“These are the times that try men’s souls,” wrote Thomas Paine in “The Crisis” on December 23, 1776.
He was recruiting citizens to fight for the Creator-endowed unalienable rights of all men to life, liberty, and the pursuit of happiness as proclaimed by the Declaration of Independence. Just over 12 years later, on March 4, 1789, Congress adopted the Bill of Rights as the first ten amendments to the Constitution to ensure these rights for posterity.
The first line of the First Amendment reads, “Congress shall make no law respecting an establishment of religion, or prohibiting the free exercise thereof.”
Tension between this freedom and the others established in the Constitution and the Bill of Rights has been with us since the beginning. Such tension confronts us today.
At the national level, the mandate in Obamacare that businesses provide for contraceptives in their insurance plans is at the forefront. Business owners whose religious views proscribe contraception see this as an infringement on their freedom of religion. This issue will be taken up by the Supreme Court this month.
At the state level, all sorts of issues pop up from Christmas and Ten Commandment displays and prayer in schools and on public properties to limits on abortion clinics and definitions of marriage. Now comes our Legislature with a new issue.

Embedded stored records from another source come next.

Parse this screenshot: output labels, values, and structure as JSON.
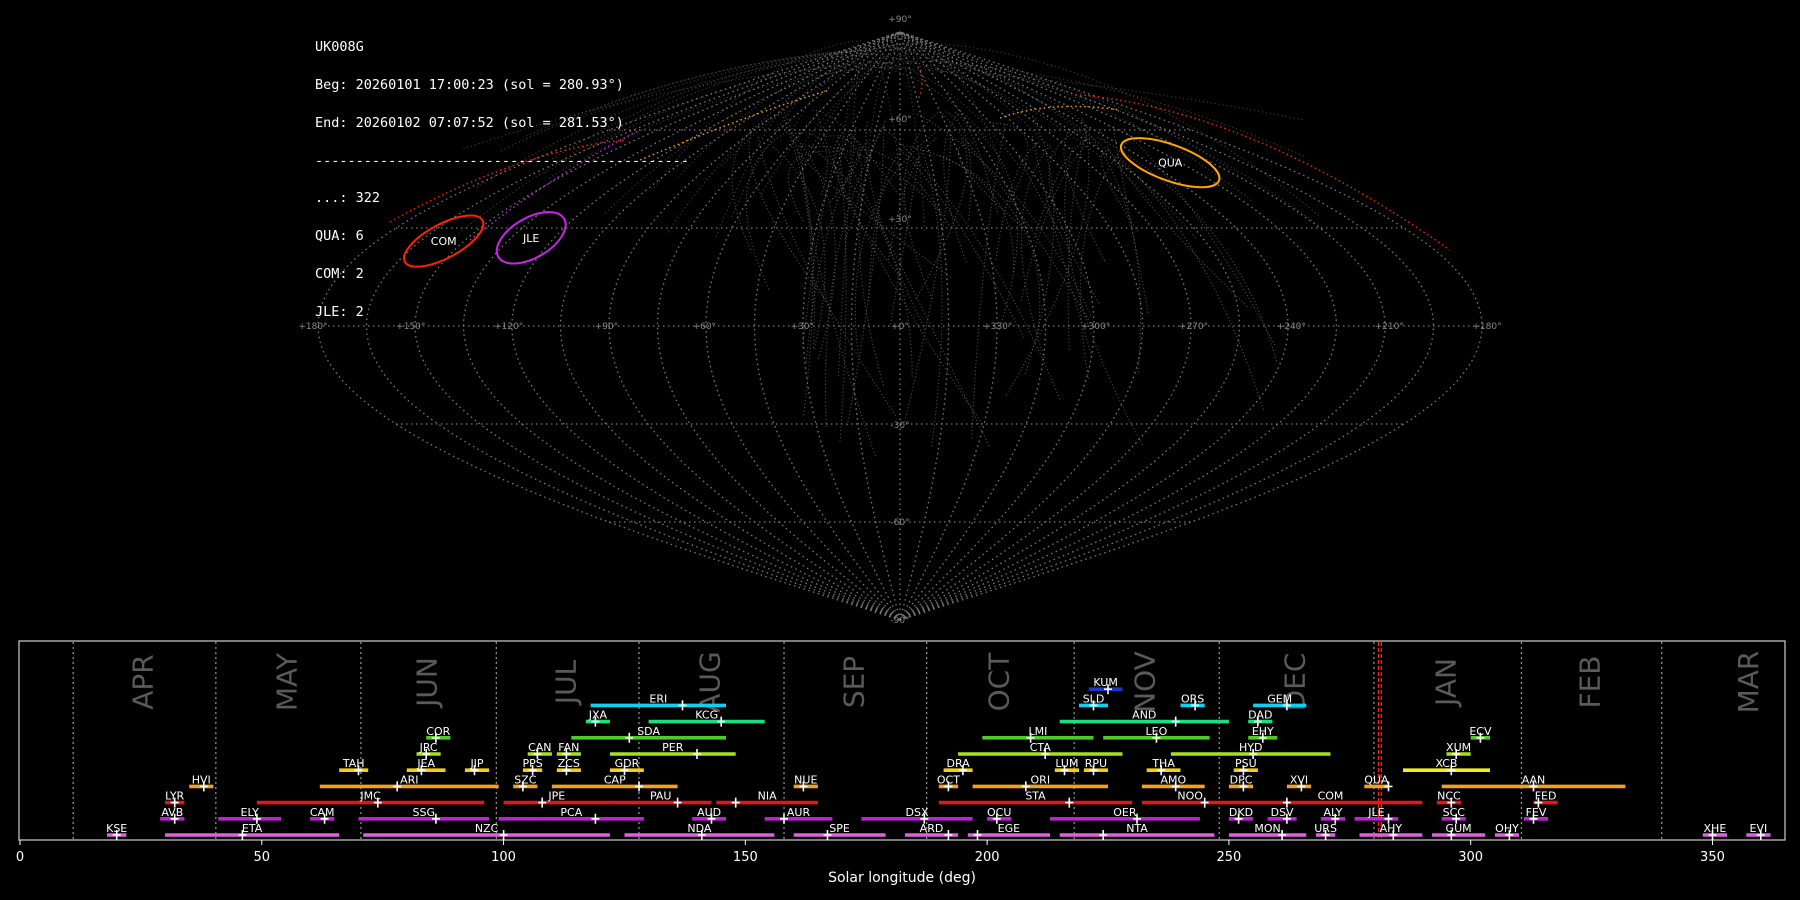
{
  "info": {
    "station": "UK008G",
    "begin": "Beg: 20260101 17:00:23 (sol = 280.93°)",
    "end": "End: 20260102 07:07:52 (sol = 281.53°)",
    "divider": "----------------------------------------------",
    "counts": [
      "...: 322",
      "QUA: 6",
      "COM: 2",
      "JLE: 2"
    ]
  },
  "chart_data": [
    {
      "type": "scatter",
      "title": "",
      "projection": "sinusoidal",
      "lon_labels": [
        "+180°",
        "+150°",
        "+120°",
        "+90°",
        "+60°",
        "+30°",
        "+0°",
        "+330°",
        "+300°",
        "+270°",
        "+240°",
        "+210°",
        "+180°"
      ],
      "lat_labels": [
        "+90°",
        "+60°",
        "+30°",
        "-30°",
        "-60°",
        "-90°"
      ],
      "grid": true,
      "radiants": [
        {
          "code": "COM",
          "lon": 157,
          "lat": 26,
          "color": "#ff2200"
        },
        {
          "code": "JLE",
          "lon": 128,
          "lat": 27,
          "color": "#cc22ee"
        },
        {
          "code": "QUA",
          "lon": 230,
          "lat": 50,
          "color": "#ffa500"
        }
      ],
      "sporadic_count": 322
    },
    {
      "type": "timeline",
      "xlabel": "Solar longitude (deg)",
      "xlim": [
        0,
        365
      ],
      "xticks": [
        0,
        50,
        100,
        150,
        200,
        250,
        300,
        350
      ],
      "months": [
        "APR",
        "MAY",
        "JUN",
        "JUL",
        "AUG",
        "SEP",
        "OCT",
        "NOV",
        "DEC",
        "JAN",
        "FEB",
        "MAR"
      ],
      "month_starts": [
        11,
        40.5,
        70.5,
        98.5,
        128,
        158,
        187.5,
        218,
        248,
        280,
        310.5,
        339.5
      ],
      "current_sol": [
        280.93,
        281.53
      ],
      "showers": [
        {
          "code": "KUM",
          "start": 221,
          "end": 228,
          "peak": 225,
          "row": 10,
          "color": "#1d35c8"
        },
        {
          "code": "ERI",
          "start": 118,
          "end": 146,
          "peak": 137,
          "row": 9,
          "color": "#10d0f0"
        },
        {
          "code": "SLD",
          "start": 219,
          "end": 225,
          "peak": 222,
          "row": 9,
          "color": "#10d0f0"
        },
        {
          "code": "ORS",
          "start": 240,
          "end": 245,
          "peak": 243,
          "row": 9,
          "color": "#10d0f0"
        },
        {
          "code": "GEM",
          "start": 255,
          "end": 266,
          "peak": 262,
          "row": 9,
          "color": "#10d0f0"
        },
        {
          "code": "JXA",
          "start": 117,
          "end": 122,
          "peak": 119,
          "row": 8,
          "color": "#18e080"
        },
        {
          "code": "KCG",
          "start": 130,
          "end": 154,
          "peak": 145,
          "row": 8,
          "color": "#18e080"
        },
        {
          "code": "AND",
          "start": 215,
          "end": 250,
          "peak": 239,
          "row": 8,
          "color": "#18e080"
        },
        {
          "code": "DAD",
          "start": 254,
          "end": 259,
          "peak": 256,
          "row": 8,
          "color": "#18e080"
        },
        {
          "code": "COR",
          "start": 84,
          "end": 89,
          "peak": 86,
          "row": 7,
          "color": "#50c828"
        },
        {
          "code": "SDA",
          "start": 114,
          "end": 146,
          "peak": 126,
          "row": 7,
          "color": "#50c828"
        },
        {
          "code": "LMI",
          "start": 199,
          "end": 222,
          "peak": 209,
          "row": 7,
          "color": "#50c828"
        },
        {
          "code": "LEO",
          "start": 224,
          "end": 246,
          "peak": 235,
          "row": 7,
          "color": "#50c828"
        },
        {
          "code": "EHY",
          "start": 254,
          "end": 260,
          "peak": 257,
          "row": 7,
          "color": "#50c828"
        },
        {
          "code": "ECV",
          "start": 300,
          "end": 304,
          "peak": 302,
          "row": 7,
          "color": "#50c828"
        },
        {
          "code": "JRC",
          "start": 82,
          "end": 87,
          "peak": 84,
          "row": 6,
          "color": "#a8e020"
        },
        {
          "code": "CAN",
          "start": 105,
          "end": 110,
          "peak": 107,
          "row": 6,
          "color": "#a8e020"
        },
        {
          "code": "FAN",
          "start": 111,
          "end": 116,
          "peak": 113,
          "row": 6,
          "color": "#a8e020"
        },
        {
          "code": "PER",
          "start": 122,
          "end": 148,
          "peak": 140,
          "row": 6,
          "color": "#a8e020"
        },
        {
          "code": "CTA",
          "start": 194,
          "end": 228,
          "peak": 212,
          "row": 6,
          "color": "#a8e020"
        },
        {
          "code": "HYD",
          "start": 238,
          "end": 271,
          "peak": 255,
          "row": 6,
          "color": "#a8e020"
        },
        {
          "code": "XUM",
          "start": 295,
          "end": 300,
          "peak": 297,
          "row": 6,
          "color": "#a8e020"
        },
        {
          "code": "TAH",
          "start": 66,
          "end": 72,
          "peak": 70,
          "row": 5,
          "color": "#f0d010"
        },
        {
          "code": "JEA",
          "start": 80,
          "end": 88,
          "peak": 83,
          "row": 5,
          "color": "#f0d010"
        },
        {
          "code": "JIP",
          "start": 92,
          "end": 97,
          "peak": 94,
          "row": 5,
          "color": "#f0d010"
        },
        {
          "code": "PPS",
          "start": 104,
          "end": 108,
          "peak": 106,
          "row": 5,
          "color": "#f0d010"
        },
        {
          "code": "ZCS",
          "start": 111,
          "end": 116,
          "peak": 113,
          "row": 5,
          "color": "#f0d010"
        },
        {
          "code": "GDR",
          "start": 122,
          "end": 129,
          "peak": 125,
          "row": 5,
          "color": "#f0d010"
        },
        {
          "code": "DRA",
          "start": 191,
          "end": 197,
          "peak": 195,
          "row": 5,
          "color": "#f0d010"
        },
        {
          "code": "LUM",
          "start": 214,
          "end": 219,
          "peak": 216,
          "row": 5,
          "color": "#f0d010"
        },
        {
          "code": "RPU",
          "start": 220,
          "end": 225,
          "peak": 222,
          "row": 5,
          "color": "#f0d010"
        },
        {
          "code": "THA",
          "start": 233,
          "end": 240,
          "peak": 236,
          "row": 5,
          "color": "#f0d010"
        },
        {
          "code": "PSU",
          "start": 251,
          "end": 256,
          "peak": 253,
          "row": 5,
          "color": "#f0d010"
        },
        {
          "code": "XCB",
          "start": 286,
          "end": 304,
          "peak": 296,
          "row": 5,
          "color": "#f0f020"
        },
        {
          "code": "HVI",
          "start": 35,
          "end": 40,
          "peak": 38,
          "row": 4,
          "color": "#f5a01a"
        },
        {
          "code": "ARI",
          "start": 62,
          "end": 99,
          "peak": 78,
          "row": 4,
          "color": "#f5a01a"
        },
        {
          "code": "SZC",
          "start": 102,
          "end": 107,
          "peak": 104,
          "row": 4,
          "color": "#f5a01a"
        },
        {
          "code": "CAP",
          "start": 110,
          "end": 136,
          "peak": 128,
          "row": 4,
          "color": "#f5a01a"
        },
        {
          "code": "NUE",
          "start": 160,
          "end": 165,
          "peak": 162,
          "row": 4,
          "color": "#f5a01a"
        },
        {
          "code": "OCT",
          "start": 190,
          "end": 194,
          "peak": 192,
          "row": 4,
          "color": "#f5a01a"
        },
        {
          "code": "ORI",
          "start": 197,
          "end": 225,
          "peak": 208,
          "row": 4,
          "color": "#f5a01a"
        },
        {
          "code": "AMO",
          "start": 232,
          "end": 245,
          "peak": 239,
          "row": 4,
          "color": "#f5a01a"
        },
        {
          "code": "DPC",
          "start": 250,
          "end": 255,
          "peak": 253,
          "row": 4,
          "color": "#f5a01a"
        },
        {
          "code": "XVI",
          "start": 262,
          "end": 267,
          "peak": 265,
          "row": 4,
          "color": "#f5a01a"
        },
        {
          "code": "QUA",
          "start": 278,
          "end": 283,
          "peak": 283,
          "row": 4,
          "color": "#f5a01a"
        },
        {
          "code": "AAN",
          "start": 294,
          "end": 332,
          "peak": 313,
          "row": 4,
          "color": "#f5a01a"
        },
        {
          "code": "LYR",
          "start": 30,
          "end": 34,
          "peak": 32,
          "row": 3,
          "color": "#e01818"
        },
        {
          "code": "JMC",
          "start": 49,
          "end": 96,
          "peak": 74,
          "row": 3,
          "color": "#e01818"
        },
        {
          "code": "JPE",
          "start": 100,
          "end": 122,
          "peak": 108,
          "row": 3,
          "color": "#e01818"
        },
        {
          "code": "PAU",
          "start": 122,
          "end": 143,
          "peak": 136,
          "row": 3,
          "color": "#e01818"
        },
        {
          "code": "NIA",
          "start": 144,
          "end": 165,
          "peak": 148,
          "row": 3,
          "color": "#e01818"
        },
        {
          "code": "STA",
          "start": 190,
          "end": 230,
          "peak": 217,
          "row": 3,
          "color": "#e01818"
        },
        {
          "code": "NOO",
          "start": 232,
          "end": 252,
          "peak": 245,
          "row": 3,
          "color": "#e01818"
        },
        {
          "code": "COM",
          "start": 252,
          "end": 290,
          "peak": 262,
          "row": 3,
          "color": "#e01818"
        },
        {
          "code": "NCC",
          "start": 293,
          "end": 298,
          "peak": 296,
          "row": 3,
          "color": "#e01818"
        },
        {
          "code": "FED",
          "start": 313,
          "end": 318,
          "peak": 314,
          "row": 3,
          "color": "#e01818"
        },
        {
          "code": "AVB",
          "start": 29,
          "end": 34,
          "peak": 32,
          "row": 2,
          "color": "#c020d8"
        },
        {
          "code": "ELY",
          "start": 41,
          "end": 54,
          "peak": 49,
          "row": 2,
          "color": "#c020d8"
        },
        {
          "code": "CAM",
          "start": 60,
          "end": 65,
          "peak": 63,
          "row": 2,
          "color": "#c020d8"
        },
        {
          "code": "SSG",
          "start": 70,
          "end": 97,
          "peak": 86,
          "row": 2,
          "color": "#c020d8"
        },
        {
          "code": "PCA",
          "start": 99,
          "end": 129,
          "peak": 119,
          "row": 2,
          "color": "#c020d8"
        },
        {
          "code": "AUD",
          "start": 139,
          "end": 146,
          "peak": 143,
          "row": 2,
          "color": "#c020d8"
        },
        {
          "code": "AUR",
          "start": 154,
          "end": 168,
          "peak": 158,
          "row": 2,
          "color": "#c020d8"
        },
        {
          "code": "DSX",
          "start": 174,
          "end": 197,
          "peak": 187,
          "row": 2,
          "color": "#c020d8"
        },
        {
          "code": "OCU",
          "start": 200,
          "end": 205,
          "peak": 202,
          "row": 2,
          "color": "#c020d8"
        },
        {
          "code": "OER",
          "start": 213,
          "end": 244,
          "peak": 231,
          "row": 2,
          "color": "#c020d8"
        },
        {
          "code": "DKD",
          "start": 250,
          "end": 255,
          "peak": 252,
          "row": 2,
          "color": "#c020d8"
        },
        {
          "code": "DSV",
          "start": 258,
          "end": 264,
          "peak": 262,
          "row": 2,
          "color": "#c020d8"
        },
        {
          "code": "ALY",
          "start": 269,
          "end": 274,
          "peak": 272,
          "row": 2,
          "color": "#c020d8"
        },
        {
          "code": "JLE",
          "start": 276,
          "end": 285,
          "peak": 283,
          "row": 2,
          "color": "#c020d8"
        },
        {
          "code": "SCC",
          "start": 294,
          "end": 299,
          "peak": 297,
          "row": 2,
          "color": "#c020d8"
        },
        {
          "code": "FEV",
          "start": 311,
          "end": 316,
          "peak": 313,
          "row": 2,
          "color": "#c020d8"
        },
        {
          "code": "KSE",
          "start": 18,
          "end": 22,
          "peak": 20,
          "row": 1,
          "color": "#e060e0"
        },
        {
          "code": "ETA",
          "start": 30,
          "end": 66,
          "peak": 46,
          "row": 1,
          "color": "#e060e0"
        },
        {
          "code": "NZC",
          "start": 71,
          "end": 122,
          "peak": 100,
          "row": 1,
          "color": "#e060e0"
        },
        {
          "code": "NDA",
          "start": 125,
          "end": 156,
          "peak": 141,
          "row": 1,
          "color": "#e060e0"
        },
        {
          "code": "SPE",
          "start": 160,
          "end": 179,
          "peak": 167,
          "row": 1,
          "color": "#e060e0"
        },
        {
          "code": "ARD",
          "start": 183,
          "end": 194,
          "peak": 192,
          "row": 1,
          "color": "#e060e0"
        },
        {
          "code": "EGE",
          "start": 196,
          "end": 213,
          "peak": 198,
          "row": 1,
          "color": "#e060e0"
        },
        {
          "code": "NTA",
          "start": 215,
          "end": 247,
          "peak": 224,
          "row": 1,
          "color": "#e060e0"
        },
        {
          "code": "MON",
          "start": 250,
          "end": 266,
          "peak": 261,
          "row": 1,
          "color": "#e060e0"
        },
        {
          "code": "URS",
          "start": 268,
          "end": 272,
          "peak": 270,
          "row": 1,
          "color": "#e060e0"
        },
        {
          "code": "AHY",
          "start": 277,
          "end": 290,
          "peak": 284,
          "row": 1,
          "color": "#e060e0"
        },
        {
          "code": "GUM",
          "start": 292,
          "end": 303,
          "peak": 296,
          "row": 1,
          "color": "#e060e0"
        },
        {
          "code": "OHY",
          "start": 305,
          "end": 310,
          "peak": 308,
          "row": 1,
          "color": "#e060e0"
        },
        {
          "code": "XHE",
          "start": 348,
          "end": 353,
          "peak": 350,
          "row": 1,
          "color": "#e060e0"
        },
        {
          "code": "EVI",
          "start": 357,
          "end": 362,
          "peak": 360,
          "row": 1,
          "color": "#e060e0"
        }
      ]
    }
  ]
}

Sen. Phillip Gandy of Waynesboro introduced and the Senate passed unanimously a bill to create the “Mississippi Religious Freedom Restoration Act.” Concerns immediately arose that the bill was an attempt similar to one in Arizona to allow businesses to deny service to gay customers.
Not so, said Gandy. “There’s a lot of misinformation about this and people are confusing it with the Arizona law. What mine does is already law in Arizona and elsewhere,” he said. “It was not intended to discriminate against anybody.”

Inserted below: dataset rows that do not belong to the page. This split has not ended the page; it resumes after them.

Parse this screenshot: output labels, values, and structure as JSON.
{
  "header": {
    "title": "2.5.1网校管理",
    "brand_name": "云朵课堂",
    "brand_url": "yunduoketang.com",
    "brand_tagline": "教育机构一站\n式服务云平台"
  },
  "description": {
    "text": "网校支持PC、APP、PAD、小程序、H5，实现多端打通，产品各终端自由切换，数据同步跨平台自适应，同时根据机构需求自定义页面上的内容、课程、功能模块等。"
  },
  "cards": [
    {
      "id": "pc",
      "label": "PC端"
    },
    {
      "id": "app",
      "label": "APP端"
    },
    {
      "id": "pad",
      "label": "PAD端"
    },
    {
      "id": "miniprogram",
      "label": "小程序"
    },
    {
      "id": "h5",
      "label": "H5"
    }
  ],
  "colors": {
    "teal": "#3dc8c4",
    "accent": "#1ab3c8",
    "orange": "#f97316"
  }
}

Rep. Andy Gipson of Braxton, chairman of the House Judiciary B Committee said, “I think the bill could be fixed.”
Governor Jan Brewer vetoed Arizona’s bill after the major business and sports leaders spoke against it. “We are troubled by any legislation that could be interpreted to permit discrimination against a particular group of people in the marketplace,” read a letter submitted by one such group.
Gipson’s committee has recommended changes, endorsed by the Mississippi Economic Council, to make the bill more like the federal Religious Freedom Restoration Act, passed in 1993, that focuses on government actions not business actions. Ironically, that federal act is being cited by businesses challenging the Obamacare contraceptive requirement.
Friends, these issues are just facets of the real tension – the relentless tide of government and court expansion of individual rights to the detriment of conservative Christian beliefs.
A deist, Paine would say, “these are the times that try Christian’s souls.”